EXCERPTED RECORDS START
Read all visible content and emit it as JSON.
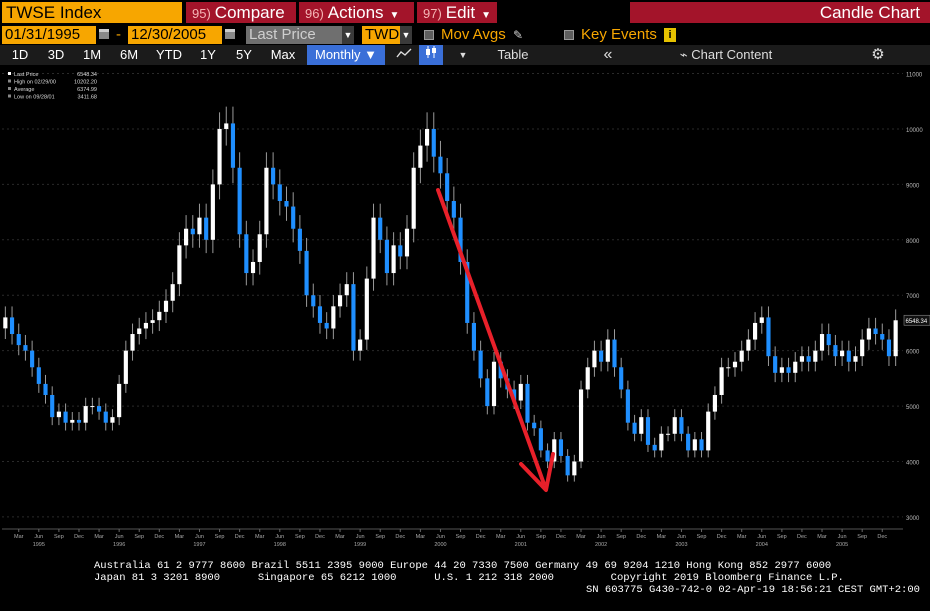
{
  "header": {
    "ticker": "TWSE Index",
    "compare": {
      "num": "95)",
      "label": "Compare"
    },
    "actions": {
      "num": "96)",
      "label": "Actions"
    },
    "edit": {
      "num": "97)",
      "label": "Edit"
    },
    "chart_title": "Candle Chart"
  },
  "dates": {
    "start": "01/31/1995",
    "separator": "-",
    "end": "12/30/2005",
    "field": "Last Price",
    "currency": "TWD",
    "mov_avgs": "Mov Avgs",
    "key_events": "Key Events",
    "info_badge": "i"
  },
  "toolbar": {
    "periods": [
      "1D",
      "3D",
      "1M",
      "6M",
      "YTD",
      "1Y",
      "5Y",
      "Max"
    ],
    "frequency": "Monthly",
    "table": "Table",
    "collapse": "«",
    "chart_content": "Chart Content",
    "gear": "⚙"
  },
  "legend": {
    "rows": [
      {
        "label": "Last Price",
        "value": "6548.34"
      },
      {
        "label": "High on 02/29/00",
        "value": "10202.20"
      },
      {
        "label": "Average",
        "value": "6374.99"
      },
      {
        "label": "Low on 09/28/01",
        "value": "3411.68"
      }
    ]
  },
  "colors": {
    "up": "#ffffff",
    "down": "#1f8fff",
    "wick": "#9a9a9a",
    "arrow": "#e8202a",
    "ticker_bg": "#f7a600",
    "menu_bg": "#a3142a"
  },
  "chart_data": {
    "type": "candlestick",
    "frequency": "monthly",
    "y_ticks": [
      3000,
      4000,
      5000,
      6000,
      7000,
      8000,
      9000,
      10000,
      11000
    ],
    "ylim": [
      2800,
      11100
    ],
    "x_month_labels": [
      "Mar",
      "Jun",
      "Sep",
      "Dec"
    ],
    "x_year_labels": [
      "1995",
      "1996",
      "1997",
      "1998",
      "1999",
      "2000",
      "2001",
      "2002",
      "2003",
      "2004",
      "2005"
    ],
    "last_price_label": "6548.34",
    "last_price": 6548.34,
    "closes": [
      6600,
      6300,
      6100,
      6000,
      5700,
      5400,
      5200,
      4800,
      4900,
      4700,
      4750,
      4700,
      5000,
      5000,
      4900,
      4700,
      4800,
      5400,
      6000,
      6300,
      6400,
      6500,
      6550,
      6700,
      6900,
      7200,
      7900,
      8200,
      8100,
      8400,
      8000,
      9000,
      10000,
      10100,
      9300,
      8100,
      7400,
      7600,
      8100,
      9300,
      9000,
      8700,
      8600,
      8200,
      7800,
      7000,
      6800,
      6500,
      6400,
      6800,
      7000,
      7200,
      6000,
      6200,
      7300,
      8400,
      8000,
      7400,
      7900,
      7700,
      8200,
      9300,
      9700,
      10000,
      9500,
      9200,
      8700,
      8400,
      7600,
      6500,
      6000,
      5500,
      5000,
      5800,
      5500,
      5300,
      5100,
      5400,
      4700,
      4600,
      4200,
      4000,
      4400,
      4100,
      3750,
      4000,
      5300,
      5700,
      6000,
      5800,
      6200,
      5700,
      5300,
      4700,
      4500,
      4800,
      4300,
      4200,
      4500,
      4500,
      4800,
      4500,
      4200,
      4400,
      4200,
      4900,
      5200,
      5700,
      5700,
      5800,
      6000,
      6200,
      6500,
      6600,
      5900,
      5600,
      5700,
      5600,
      5800,
      5900,
      5800,
      6000,
      6300,
      6100,
      5900,
      6000,
      5800,
      5900,
      6200,
      6400,
      6300,
      6200,
      5900,
      6548
    ],
    "annotation": "red trend arrow from early 2000 peak to 2001 low"
  },
  "footer": {
    "line1": "Australia 61 2 9777 8600 Brazil 5511 2395 9000 Europe 44 20 7330 7500 Germany 49 69 9204 1210 Hong Kong 852 2977 6000",
    "line2": "Japan 81 3 3201 8900      Singapore 65 6212 1000      U.S. 1 212 318 2000         Copyright 2019 Bloomberg Finance L.P.",
    "line3": "SN 603775 G430-742-0 02-Apr-19 18:56:21 CEST GMT+2:00"
  }
}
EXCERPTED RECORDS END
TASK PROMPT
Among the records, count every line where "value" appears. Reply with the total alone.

SOLVED PROBLEM
4